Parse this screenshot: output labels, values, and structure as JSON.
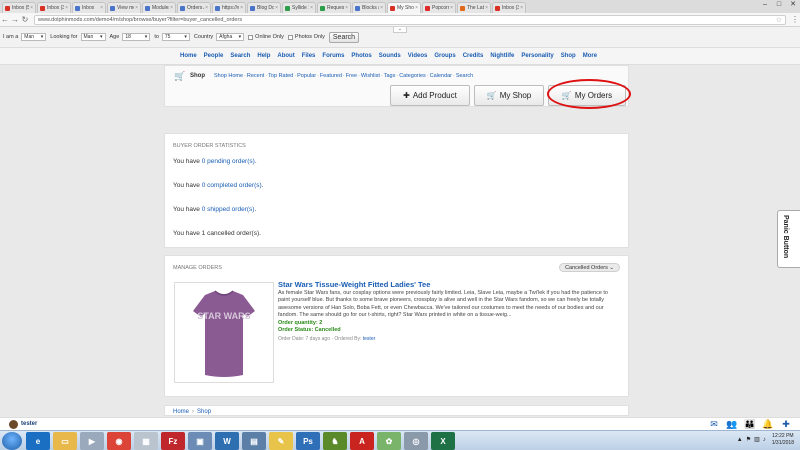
{
  "browser": {
    "tabs": [
      {
        "label": "Inbox (57)",
        "color": "#d93025"
      },
      {
        "label": "Inbox (36)",
        "color": "#d93025"
      },
      {
        "label": "Inbox",
        "color": "#4a74c9"
      },
      {
        "label": "View mess",
        "color": "#4a74c9"
      },
      {
        "label": "Modules",
        "color": "#4a74c9"
      },
      {
        "label": "Orders Ad",
        "color": "#4a74c9"
      },
      {
        "label": "https://w",
        "color": "#4a74c9"
      },
      {
        "label": "Blog Dolla",
        "color": "#4a74c9"
      },
      {
        "label": "Syllide 10",
        "color": "#2e9d4a"
      },
      {
        "label": "Request :",
        "color": "#2e9d4a"
      },
      {
        "label": "Blocks at",
        "color": "#4a74c9"
      },
      {
        "label": "My Shop",
        "color": "#d93025",
        "active": true
      },
      {
        "label": "Popcorn",
        "color": "#e02a2a"
      },
      {
        "label": "The Lates",
        "color": "#e06a1a"
      },
      {
        "label": "Inbox (35)",
        "color": "#d93025"
      }
    ],
    "url": "www.dolphinmods.com/demo4/m/shop/browse/buyer?filter=buyer_cancelled_orders"
  },
  "filters": {
    "i_am_label": "I am a",
    "i_am_value": "Man",
    "looking_for_label": "Looking for",
    "looking_for_value": "Man",
    "age_label": "Age",
    "age_from": "18",
    "to_label": "to",
    "age_to": "75",
    "country_label": "Country",
    "country_value": "Afgha",
    "online_only_label": "Online Only",
    "photos_only_label": "Photos Only",
    "search_button": "Search"
  },
  "site_nav": [
    "Home",
    "People",
    "Search",
    "Help",
    "About",
    "Files",
    "Forums",
    "Photos",
    "Sounds",
    "Videos",
    "Groups",
    "Credits",
    "Nightlife",
    "Personality",
    "Shop",
    "More"
  ],
  "shop": {
    "title": "Shop",
    "links": [
      "Shop Home",
      "Recent",
      "Top Rated",
      "Popular",
      "Featured",
      "Free",
      "Wishlist",
      "Tags",
      "Categories",
      "Calendar",
      "Search"
    ],
    "add_product": "Add Product",
    "my_shop": "My Shop",
    "my_orders": "My Orders"
  },
  "stats": {
    "title": "BUYER ORDER STATISTICS",
    "lines": [
      {
        "prefix": "You have ",
        "count": "0 pending order(s)",
        "suffix": "."
      },
      {
        "prefix": "You have ",
        "count": "0 completed order(s)",
        "suffix": "."
      },
      {
        "prefix": "You have ",
        "count": "0 shipped order(s)",
        "suffix": "."
      },
      {
        "prefix": "You have 1 cancelled order(s).",
        "count": "",
        "suffix": ""
      }
    ]
  },
  "orders": {
    "title": "MANAGE ORDERS",
    "filter": "Cancelled Orders",
    "item": {
      "title": "Star Wars Tissue-Weight Fitted Ladies' Tee",
      "description": "As female Star Wars fans, our cosplay options were previously fairly limited. Leia, Slave Leia, maybe a Twi'lek if you had the patience to paint yourself blue. But thanks to some brave pioneers, crossplay is alive and well in the Star Wars fandom, so we can freely be totally awesome versions of Han Solo, Boba Fett, or even Chewbacca. We've tailored our costumes to meet the needs of our bodies and our fandom. The same should go for our t-shirts, right? Star Wars printed in white on a tissue-weig...",
      "quantity": "Order quantity: 2",
      "status": "Order Status: Cancelled",
      "date": "Order Date: 7 days ago · Ordered By: ",
      "ordered_by": "tester",
      "shirt_text": "STAR WARS"
    }
  },
  "breadcrumb": [
    "Home",
    "Shop"
  ],
  "panic_button": "Panic Button",
  "user": {
    "name": "tester"
  },
  "taskbar": {
    "time": "12:22 PM",
    "date": "1/31/2018"
  }
}
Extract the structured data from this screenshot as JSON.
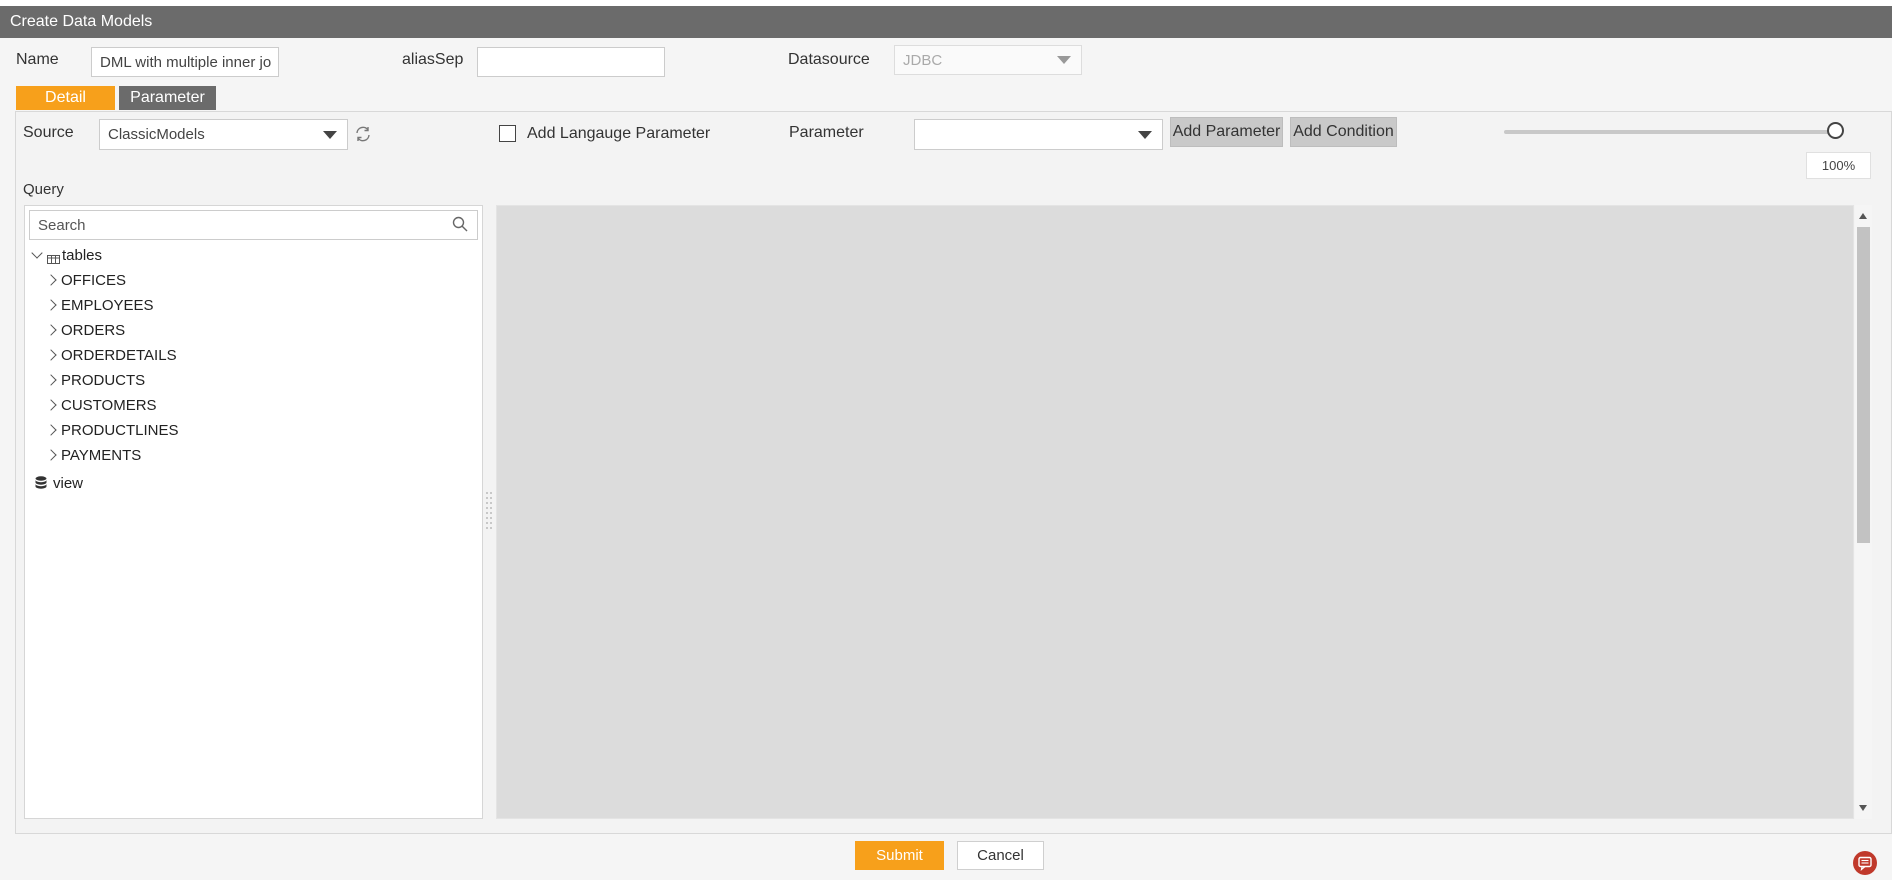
{
  "window": {
    "title": "Create Data Models"
  },
  "form": {
    "name_label": "Name",
    "name_value": "DML with multiple inner jo",
    "alias_label": "aliasSep",
    "alias_value": "",
    "datasource_label": "Datasource",
    "datasource_value": "JDBC"
  },
  "tabs": [
    {
      "label": "Detail",
      "active": true
    },
    {
      "label": "Parameter",
      "active": false
    }
  ],
  "detail": {
    "source_label": "Source",
    "source_value": "ClassicModels",
    "lang_param_label": "Add Langauge Parameter",
    "lang_param_checked": false,
    "parameter_label": "Parameter",
    "parameter_value": "",
    "add_parameter_label": "Add Parameter",
    "add_condition_label": "Add Condition",
    "zoom_value": "100%",
    "zoom_fraction": 1.0,
    "query_label": "Query"
  },
  "tree": {
    "search_placeholder": "Search",
    "tables_label": "tables",
    "tables": [
      "OFFICES",
      "EMPLOYEES",
      "ORDERS",
      "ORDERDETAILS",
      "PRODUCTS",
      "CUSTOMERS",
      "PRODUCTLINES",
      "PAYMENTS"
    ],
    "view_label": "view"
  },
  "footer": {
    "submit_label": "Submit",
    "cancel_label": "Cancel"
  },
  "colors": {
    "header_bg": "#6b6b6b",
    "accent_orange": "#f7a01b",
    "tab_inactive": "#6b6b6b",
    "editor_bg": "#dcdcdc",
    "feedback_red": "#c0392b"
  }
}
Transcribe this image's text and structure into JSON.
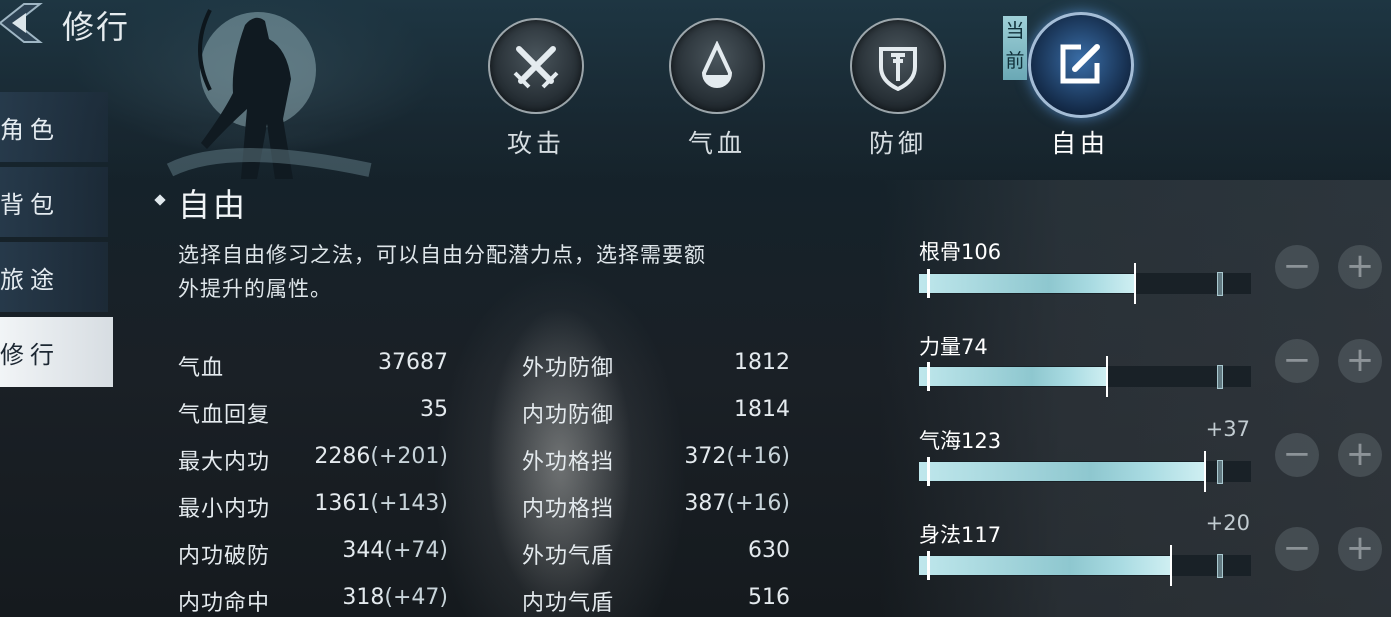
{
  "header": {
    "title": "修行"
  },
  "nav": [
    {
      "label": "角色"
    },
    {
      "label": "背包"
    },
    {
      "label": "旅途"
    },
    {
      "label": "修行",
      "active": true
    }
  ],
  "tabs": [
    {
      "label": "攻击",
      "icon": "crossed-swords-icon"
    },
    {
      "label": "气血",
      "icon": "drop-icon"
    },
    {
      "label": "防御",
      "icon": "shield-icon"
    },
    {
      "label": "自由",
      "icon": "edit-icon",
      "current": true
    }
  ],
  "current_tag": "当前",
  "section": {
    "title": "自由",
    "description": "选择自由修习之法，可以自由分配潜力点，选择需要额外提升的属性。",
    "description_line1": "选择自由修习之法，可以自由分配潜力点，选择需要额",
    "description_line2": "外提升的属性。"
  },
  "stats_left": [
    {
      "label": "气血",
      "value": "37687",
      "bonus": ""
    },
    {
      "label": "气血回复",
      "value": "35",
      "bonus": ""
    },
    {
      "label": "最大内功",
      "value": "2286",
      "bonus": "(+201)"
    },
    {
      "label": "最小内功",
      "value": "1361",
      "bonus": "(+143)"
    },
    {
      "label": "内功破防",
      "value": "344",
      "bonus": "(+74)"
    },
    {
      "label": "内功命中",
      "value": "318",
      "bonus": "(+47)"
    }
  ],
  "stats_right": [
    {
      "label": "外功防御",
      "value": "1812",
      "bonus": ""
    },
    {
      "label": "内功防御",
      "value": "1814",
      "bonus": ""
    },
    {
      "label": "外功格挡",
      "value": "372",
      "bonus": "(+16)"
    },
    {
      "label": "内功格挡",
      "value": "387",
      "bonus": "(+16)"
    },
    {
      "label": "外功气盾",
      "value": "630",
      "bonus": ""
    },
    {
      "label": "内功气盾",
      "value": "516",
      "bonus": ""
    }
  ],
  "attributes": [
    {
      "label": "根骨106",
      "bonus": "",
      "fill": 0.65
    },
    {
      "label": "力量74",
      "bonus": "",
      "fill": 0.565
    },
    {
      "label": "气海123",
      "bonus": "+37",
      "fill": 0.86
    },
    {
      "label": "身法117",
      "bonus": "+20",
      "fill": 0.76
    }
  ],
  "buttons": {
    "minus": "−",
    "plus": "+"
  },
  "colors": {
    "accent": "#8ec7cf",
    "current_tab": "#3a6ea8"
  }
}
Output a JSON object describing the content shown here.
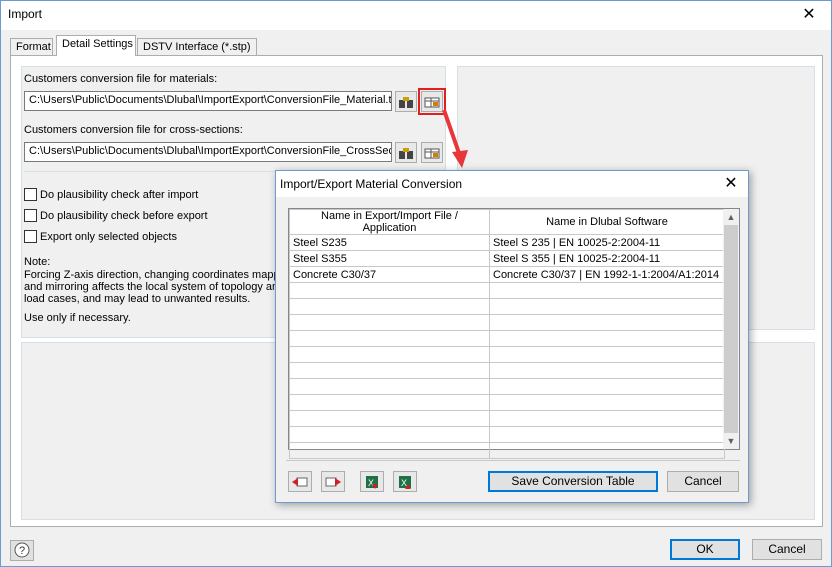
{
  "window": {
    "title": "Import",
    "close_glyph": "✕"
  },
  "tabs": [
    {
      "label": "Format"
    },
    {
      "label": "Detail Settings"
    },
    {
      "label": "DSTV Interface (*.stp)"
    }
  ],
  "materials": {
    "label": "Customers conversion file for materials:",
    "path": "C:\\Users\\Public\\Documents\\Dlubal\\ImportExport\\ConversionFile_Material.txt"
  },
  "cross_sections": {
    "label": "Customers conversion file for cross-sections:",
    "path": "C:\\Users\\Public\\Documents\\Dlubal\\ImportExport\\ConversionFile_CrossSect"
  },
  "options": [
    {
      "label": "Do plausibility check after import",
      "checked": false
    },
    {
      "label": "Do plausibility check before export",
      "checked": false
    },
    {
      "label": "Export only selected objects",
      "checked": false
    }
  ],
  "note": {
    "title": "Note:",
    "line1": "Forcing Z-axis direction, changing coordinates mappin",
    "line2": "and mirroring affects the local system of topology an",
    "line3": "load cases, and may lead to unwanted results.",
    "line4": "Use only if necessary."
  },
  "footer": {
    "ok": "OK",
    "cancel": "Cancel"
  },
  "dialog": {
    "title": "Import/Export Material Conversion",
    "close_glyph": "✕",
    "columns": [
      "Name in Export/Import File / Application",
      "Name in Dlubal Software"
    ],
    "rows": [
      [
        "Steel S235",
        "Steel S 235 | EN 10025-2:2004-11"
      ],
      [
        "Steel S355",
        "Steel S 355 | EN 10025-2:2004-11"
      ],
      [
        "Concrete C30/37",
        "Concrete C30/37 | EN 1992-1-1:2004/A1:2014"
      ]
    ],
    "empty_rows": 11,
    "save_label": "Save Conversion Table",
    "cancel_label": "Cancel"
  },
  "colors": {
    "highlight": "#e02020",
    "arrow": "#e8373a",
    "accent": "#0078d7"
  }
}
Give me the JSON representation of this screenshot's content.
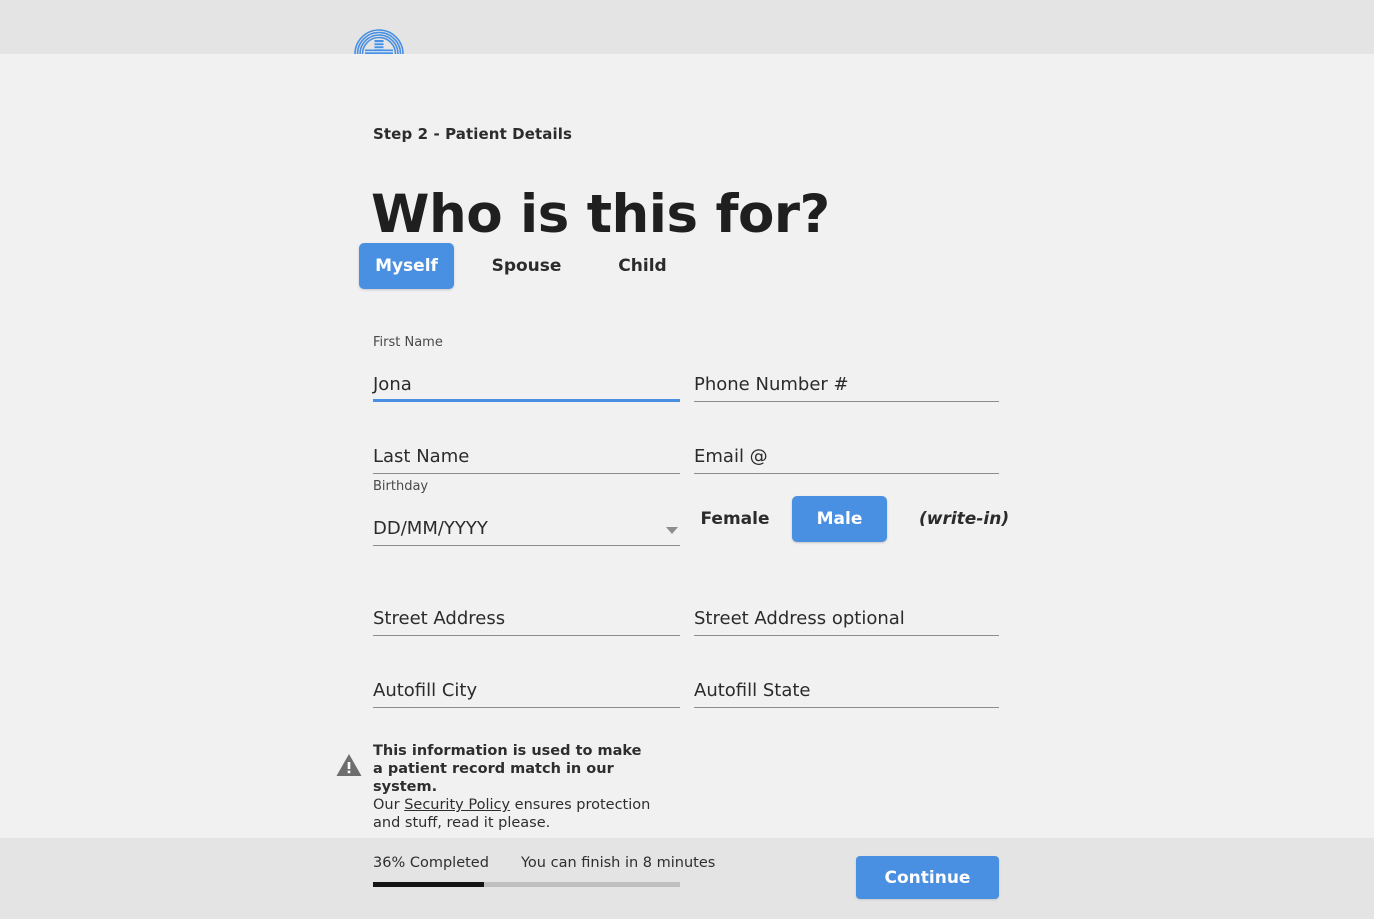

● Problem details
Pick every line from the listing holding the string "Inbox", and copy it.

● Problem solution
        "label": "Inbox (57)",
        "label": "Inbox (36)",
        "label": "Inbox",
        "label": "Inbox (35)",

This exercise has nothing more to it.